Bilateral relations between Latvia and Iceland have consistently been very good. Cooperation between the two countries is based on regional belonging, an understanding of shared values and interests in European economic integration and security matters. Iceland was the first country to recognise the restoration of independence of Latvia and the other Baltic States on 22 August 1991. Iceland became the first country that had the courage to declare aloud to both the Soviet Empire and the rest of the world that Latvia had regained its freedom after 50 years of occupation by the USSR and should return to the world map as an independent country. Lithuania and Estonia received similar recognitions from Iceland. For this, Iceland will always have a very special place in the hearts of the people of the Baltic States. There is also an ignoble house in Iceland that is linked to Latvia’s destiny. During Cold War, the leaders of USA and the USSR held a meeting in Iceland. Ronald Reagan and Mikhail Gorbachev discussed nuclear weapons and could not come to an agreement on anything. Reagan’s idea to talk about human rights was not accepted by Gorbachev. The collapse of the Soviet Empire followed shortly after. A few years later, in the very same house, the Act of Recognition of the Restored Independence of the Baltic States was signed, accepted by Iceland. The Icelandic, Latvian, Lithuanian and Estonian ministers of foreign affairs also signed protocols establishing diplomatic relations. At the time, Vigdís Finnbogadóttir was president of Iceland, which was also unusual because she was the first women in the world to be democratically elected as president.

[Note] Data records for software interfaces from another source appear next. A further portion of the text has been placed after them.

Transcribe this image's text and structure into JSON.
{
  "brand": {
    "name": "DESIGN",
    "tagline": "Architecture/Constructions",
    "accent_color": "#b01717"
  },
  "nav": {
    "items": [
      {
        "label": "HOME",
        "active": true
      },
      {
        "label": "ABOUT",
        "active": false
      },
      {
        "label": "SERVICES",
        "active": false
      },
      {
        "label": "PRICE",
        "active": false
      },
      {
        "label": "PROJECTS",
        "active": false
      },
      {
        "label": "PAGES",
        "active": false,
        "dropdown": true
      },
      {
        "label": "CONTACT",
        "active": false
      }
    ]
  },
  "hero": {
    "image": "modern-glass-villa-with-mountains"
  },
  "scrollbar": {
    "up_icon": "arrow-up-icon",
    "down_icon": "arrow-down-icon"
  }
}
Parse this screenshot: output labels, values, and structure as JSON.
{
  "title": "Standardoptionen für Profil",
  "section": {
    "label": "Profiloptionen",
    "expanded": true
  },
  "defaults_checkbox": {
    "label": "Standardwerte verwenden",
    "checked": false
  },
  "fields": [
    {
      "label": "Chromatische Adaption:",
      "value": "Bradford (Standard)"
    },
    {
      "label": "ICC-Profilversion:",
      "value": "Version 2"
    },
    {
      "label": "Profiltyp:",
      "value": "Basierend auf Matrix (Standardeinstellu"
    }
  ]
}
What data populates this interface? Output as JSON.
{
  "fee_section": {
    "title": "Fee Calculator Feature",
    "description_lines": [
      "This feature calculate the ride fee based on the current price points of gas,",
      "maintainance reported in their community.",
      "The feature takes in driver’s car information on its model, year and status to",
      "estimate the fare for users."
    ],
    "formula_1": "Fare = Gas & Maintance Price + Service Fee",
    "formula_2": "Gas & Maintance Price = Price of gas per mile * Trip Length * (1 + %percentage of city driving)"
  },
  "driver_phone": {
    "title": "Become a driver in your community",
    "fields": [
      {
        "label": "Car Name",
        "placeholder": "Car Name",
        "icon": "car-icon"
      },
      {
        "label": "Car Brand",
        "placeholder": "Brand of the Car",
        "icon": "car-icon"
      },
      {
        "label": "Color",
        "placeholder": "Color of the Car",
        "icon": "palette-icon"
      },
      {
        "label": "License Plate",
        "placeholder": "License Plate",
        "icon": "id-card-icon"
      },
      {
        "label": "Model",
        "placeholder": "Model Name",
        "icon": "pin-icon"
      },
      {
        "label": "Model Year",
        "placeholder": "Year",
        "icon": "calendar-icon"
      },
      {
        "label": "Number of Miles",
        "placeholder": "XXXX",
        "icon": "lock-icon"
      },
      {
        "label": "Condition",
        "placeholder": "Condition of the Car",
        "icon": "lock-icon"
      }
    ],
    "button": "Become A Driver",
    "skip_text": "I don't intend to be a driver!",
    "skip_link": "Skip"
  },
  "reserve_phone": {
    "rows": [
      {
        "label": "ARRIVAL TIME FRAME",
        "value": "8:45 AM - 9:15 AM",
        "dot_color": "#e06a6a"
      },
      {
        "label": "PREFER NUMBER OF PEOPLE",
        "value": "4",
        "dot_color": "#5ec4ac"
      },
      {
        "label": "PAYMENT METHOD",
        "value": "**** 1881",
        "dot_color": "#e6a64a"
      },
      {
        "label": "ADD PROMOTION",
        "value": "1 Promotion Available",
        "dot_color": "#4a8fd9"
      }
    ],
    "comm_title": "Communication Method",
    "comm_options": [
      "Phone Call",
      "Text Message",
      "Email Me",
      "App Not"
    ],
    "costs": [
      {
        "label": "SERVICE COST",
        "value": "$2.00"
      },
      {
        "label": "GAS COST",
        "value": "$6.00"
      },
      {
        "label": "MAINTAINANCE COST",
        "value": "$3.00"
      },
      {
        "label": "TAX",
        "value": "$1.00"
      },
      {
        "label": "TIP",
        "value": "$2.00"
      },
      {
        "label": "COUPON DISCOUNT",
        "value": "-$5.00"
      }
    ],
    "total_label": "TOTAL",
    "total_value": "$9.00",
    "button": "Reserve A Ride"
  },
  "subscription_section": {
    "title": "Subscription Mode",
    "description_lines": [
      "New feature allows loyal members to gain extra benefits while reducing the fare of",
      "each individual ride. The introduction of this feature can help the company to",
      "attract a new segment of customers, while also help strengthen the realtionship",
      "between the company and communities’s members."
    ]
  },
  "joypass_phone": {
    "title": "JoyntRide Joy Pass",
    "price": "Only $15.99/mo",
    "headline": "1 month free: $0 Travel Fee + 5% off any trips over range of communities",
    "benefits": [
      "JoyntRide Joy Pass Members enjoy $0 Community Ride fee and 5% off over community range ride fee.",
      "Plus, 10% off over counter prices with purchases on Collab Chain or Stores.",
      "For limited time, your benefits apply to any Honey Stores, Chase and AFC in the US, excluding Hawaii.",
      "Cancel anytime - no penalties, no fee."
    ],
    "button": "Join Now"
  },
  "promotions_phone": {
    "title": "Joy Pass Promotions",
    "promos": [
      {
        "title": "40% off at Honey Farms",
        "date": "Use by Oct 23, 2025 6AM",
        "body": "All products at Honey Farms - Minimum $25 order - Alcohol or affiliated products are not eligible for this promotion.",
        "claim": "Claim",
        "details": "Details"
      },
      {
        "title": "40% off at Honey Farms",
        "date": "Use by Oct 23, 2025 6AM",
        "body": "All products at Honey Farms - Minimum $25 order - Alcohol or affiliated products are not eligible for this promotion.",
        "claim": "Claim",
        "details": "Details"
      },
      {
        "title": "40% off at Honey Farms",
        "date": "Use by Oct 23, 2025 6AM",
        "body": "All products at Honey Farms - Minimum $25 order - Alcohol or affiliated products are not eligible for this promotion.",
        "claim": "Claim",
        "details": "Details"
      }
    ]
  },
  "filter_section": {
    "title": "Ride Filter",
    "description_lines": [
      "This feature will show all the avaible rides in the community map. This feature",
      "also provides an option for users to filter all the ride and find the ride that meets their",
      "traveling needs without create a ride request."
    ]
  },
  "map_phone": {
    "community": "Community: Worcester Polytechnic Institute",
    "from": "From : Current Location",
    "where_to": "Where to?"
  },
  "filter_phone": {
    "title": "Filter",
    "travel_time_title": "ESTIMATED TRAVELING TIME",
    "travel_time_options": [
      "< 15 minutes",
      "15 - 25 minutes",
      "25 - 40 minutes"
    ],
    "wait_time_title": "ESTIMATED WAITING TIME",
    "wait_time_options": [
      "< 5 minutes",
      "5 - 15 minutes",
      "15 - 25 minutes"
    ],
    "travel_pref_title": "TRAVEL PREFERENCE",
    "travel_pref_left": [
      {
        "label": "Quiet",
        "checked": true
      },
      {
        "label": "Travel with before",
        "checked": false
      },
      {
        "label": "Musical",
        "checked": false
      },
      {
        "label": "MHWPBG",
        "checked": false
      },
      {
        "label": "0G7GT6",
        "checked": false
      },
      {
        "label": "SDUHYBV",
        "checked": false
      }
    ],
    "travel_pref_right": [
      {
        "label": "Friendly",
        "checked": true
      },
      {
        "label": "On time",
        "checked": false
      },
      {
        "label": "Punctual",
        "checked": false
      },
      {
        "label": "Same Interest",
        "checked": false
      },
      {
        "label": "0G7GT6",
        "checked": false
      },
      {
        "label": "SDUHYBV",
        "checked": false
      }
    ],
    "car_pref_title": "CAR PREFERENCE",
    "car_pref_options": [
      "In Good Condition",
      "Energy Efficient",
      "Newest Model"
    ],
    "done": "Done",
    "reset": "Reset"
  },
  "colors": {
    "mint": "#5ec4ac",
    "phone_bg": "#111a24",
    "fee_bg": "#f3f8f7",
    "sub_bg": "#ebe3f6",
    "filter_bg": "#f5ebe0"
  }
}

And much later, after the recognition of Latvia, when she came to visit for the first time, she was happy that she was present at the historic event. On 22 August 2011, the Iceland Square was opened in Riga, Kipsala, to celebrate Iceland’s historic role in restoring Latvia’s independence. Latvia and Iceland have a stable economic relation. Although trade between the two countries is not large, the total volume of trade in goods has been gradually increasing in recent years. Icelandic investment in Latvian companies is significant.
Latvian to Icelandic; Icelandic to Latvian; Estonian to Icelandic; Icelandic to Estonian; Lithuanian to Icelandic; Icelandic to Lithuanian; Russian to Icelandic; Icelandic to Russian; Czech to Icelandic; Icelandic to Czech; Polish to Icelandic; Icelandic to Polish; Ukrainian to Icelandic; Icelandic to Ukrainian; Icelandic to Spanish; Spanish to Icelandic; German to Icelandic; Icelandic to German; Italian to Icelandic; Icelandic to Italian; French to Icelandic; Icelandic to French; Danish to Icelandic; Icelandic to Danish; Norwegian to Icelandic; Icelandic to Norwegian; Swedish to Icelandic; Icelandic to Swedish; Finnish to Icelandic; Icelandic to Finnish and others.